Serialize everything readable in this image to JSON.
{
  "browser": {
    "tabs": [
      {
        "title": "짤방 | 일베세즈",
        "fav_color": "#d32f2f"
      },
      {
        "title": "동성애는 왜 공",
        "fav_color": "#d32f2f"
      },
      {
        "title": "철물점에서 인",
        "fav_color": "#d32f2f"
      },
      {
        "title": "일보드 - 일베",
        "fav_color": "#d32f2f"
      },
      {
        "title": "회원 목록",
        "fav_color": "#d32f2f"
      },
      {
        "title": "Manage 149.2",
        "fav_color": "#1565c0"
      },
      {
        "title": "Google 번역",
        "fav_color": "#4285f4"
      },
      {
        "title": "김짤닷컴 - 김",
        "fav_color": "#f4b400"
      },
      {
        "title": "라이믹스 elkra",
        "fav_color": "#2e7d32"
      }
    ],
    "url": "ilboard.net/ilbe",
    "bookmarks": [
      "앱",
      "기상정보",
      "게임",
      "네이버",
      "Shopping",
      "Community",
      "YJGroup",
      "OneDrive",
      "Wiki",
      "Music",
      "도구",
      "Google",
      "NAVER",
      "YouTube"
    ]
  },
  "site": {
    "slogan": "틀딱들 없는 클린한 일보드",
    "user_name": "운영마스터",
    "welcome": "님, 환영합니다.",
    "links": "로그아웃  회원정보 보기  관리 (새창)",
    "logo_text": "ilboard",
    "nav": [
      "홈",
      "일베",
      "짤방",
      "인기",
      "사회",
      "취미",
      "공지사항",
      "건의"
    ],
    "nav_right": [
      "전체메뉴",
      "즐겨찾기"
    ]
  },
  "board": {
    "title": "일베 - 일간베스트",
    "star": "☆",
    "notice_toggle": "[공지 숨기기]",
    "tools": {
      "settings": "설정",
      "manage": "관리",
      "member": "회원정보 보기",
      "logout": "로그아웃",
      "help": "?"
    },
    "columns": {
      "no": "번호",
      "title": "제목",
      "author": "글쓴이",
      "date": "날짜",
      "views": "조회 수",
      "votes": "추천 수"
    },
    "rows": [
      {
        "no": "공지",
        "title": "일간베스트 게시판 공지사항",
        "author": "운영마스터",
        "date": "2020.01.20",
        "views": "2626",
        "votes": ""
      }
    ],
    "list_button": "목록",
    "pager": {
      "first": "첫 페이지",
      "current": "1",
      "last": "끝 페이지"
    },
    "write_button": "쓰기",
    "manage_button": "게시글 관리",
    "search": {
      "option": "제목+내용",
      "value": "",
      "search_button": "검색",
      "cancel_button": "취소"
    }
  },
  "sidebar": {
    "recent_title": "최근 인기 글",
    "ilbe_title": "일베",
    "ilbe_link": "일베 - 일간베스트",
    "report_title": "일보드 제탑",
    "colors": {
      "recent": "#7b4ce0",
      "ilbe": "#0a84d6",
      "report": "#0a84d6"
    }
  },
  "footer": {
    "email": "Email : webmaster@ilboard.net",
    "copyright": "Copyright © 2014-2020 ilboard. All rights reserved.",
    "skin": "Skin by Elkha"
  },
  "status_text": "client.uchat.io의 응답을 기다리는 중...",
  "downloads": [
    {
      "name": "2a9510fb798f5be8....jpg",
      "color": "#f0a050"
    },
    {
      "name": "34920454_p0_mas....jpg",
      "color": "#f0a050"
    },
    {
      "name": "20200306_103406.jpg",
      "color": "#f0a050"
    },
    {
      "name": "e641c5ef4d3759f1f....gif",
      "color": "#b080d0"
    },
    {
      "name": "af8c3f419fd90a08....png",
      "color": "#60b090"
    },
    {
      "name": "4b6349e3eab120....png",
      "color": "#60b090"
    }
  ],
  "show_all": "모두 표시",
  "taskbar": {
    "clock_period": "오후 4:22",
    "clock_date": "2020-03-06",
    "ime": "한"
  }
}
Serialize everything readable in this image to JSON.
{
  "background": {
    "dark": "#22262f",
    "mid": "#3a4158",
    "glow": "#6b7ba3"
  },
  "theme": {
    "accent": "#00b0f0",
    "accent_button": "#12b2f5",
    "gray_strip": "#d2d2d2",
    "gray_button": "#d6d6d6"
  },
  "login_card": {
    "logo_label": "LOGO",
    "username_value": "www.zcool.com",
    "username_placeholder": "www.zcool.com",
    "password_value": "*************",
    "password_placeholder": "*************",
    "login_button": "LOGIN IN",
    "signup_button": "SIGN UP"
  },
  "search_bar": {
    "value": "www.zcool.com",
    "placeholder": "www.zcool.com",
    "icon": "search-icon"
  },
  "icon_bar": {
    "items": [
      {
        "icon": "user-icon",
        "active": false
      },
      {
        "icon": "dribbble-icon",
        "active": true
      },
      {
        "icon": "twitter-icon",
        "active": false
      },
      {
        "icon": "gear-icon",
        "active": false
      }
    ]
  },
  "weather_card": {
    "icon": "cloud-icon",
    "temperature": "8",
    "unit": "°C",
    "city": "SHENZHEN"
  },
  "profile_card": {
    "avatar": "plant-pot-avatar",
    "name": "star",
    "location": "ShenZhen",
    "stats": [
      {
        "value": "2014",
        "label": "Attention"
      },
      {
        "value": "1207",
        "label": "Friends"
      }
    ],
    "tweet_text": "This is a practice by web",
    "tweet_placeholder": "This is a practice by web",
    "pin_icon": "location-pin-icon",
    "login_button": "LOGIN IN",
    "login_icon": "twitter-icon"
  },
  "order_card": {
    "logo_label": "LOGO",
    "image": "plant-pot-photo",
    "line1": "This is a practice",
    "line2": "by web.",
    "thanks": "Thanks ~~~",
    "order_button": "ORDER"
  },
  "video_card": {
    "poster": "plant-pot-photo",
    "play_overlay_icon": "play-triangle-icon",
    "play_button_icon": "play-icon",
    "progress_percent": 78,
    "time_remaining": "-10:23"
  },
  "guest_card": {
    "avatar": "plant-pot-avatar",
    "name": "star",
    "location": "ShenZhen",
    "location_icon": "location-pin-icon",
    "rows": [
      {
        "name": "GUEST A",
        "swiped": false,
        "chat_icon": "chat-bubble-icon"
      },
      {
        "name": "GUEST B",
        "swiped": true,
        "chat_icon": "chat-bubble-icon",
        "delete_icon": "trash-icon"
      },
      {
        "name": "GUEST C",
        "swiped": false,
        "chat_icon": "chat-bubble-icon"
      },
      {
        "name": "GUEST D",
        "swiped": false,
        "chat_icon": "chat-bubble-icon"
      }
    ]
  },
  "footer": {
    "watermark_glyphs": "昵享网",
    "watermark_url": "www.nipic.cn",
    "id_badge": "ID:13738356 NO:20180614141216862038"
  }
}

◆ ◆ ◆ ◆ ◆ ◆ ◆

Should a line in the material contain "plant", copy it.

    "avatar": "plant-pot-avatar",
    "image": "plant-pot-photo",
    "poster": "plant-pot-photo",
    "avatar": "plant-pot-avatar",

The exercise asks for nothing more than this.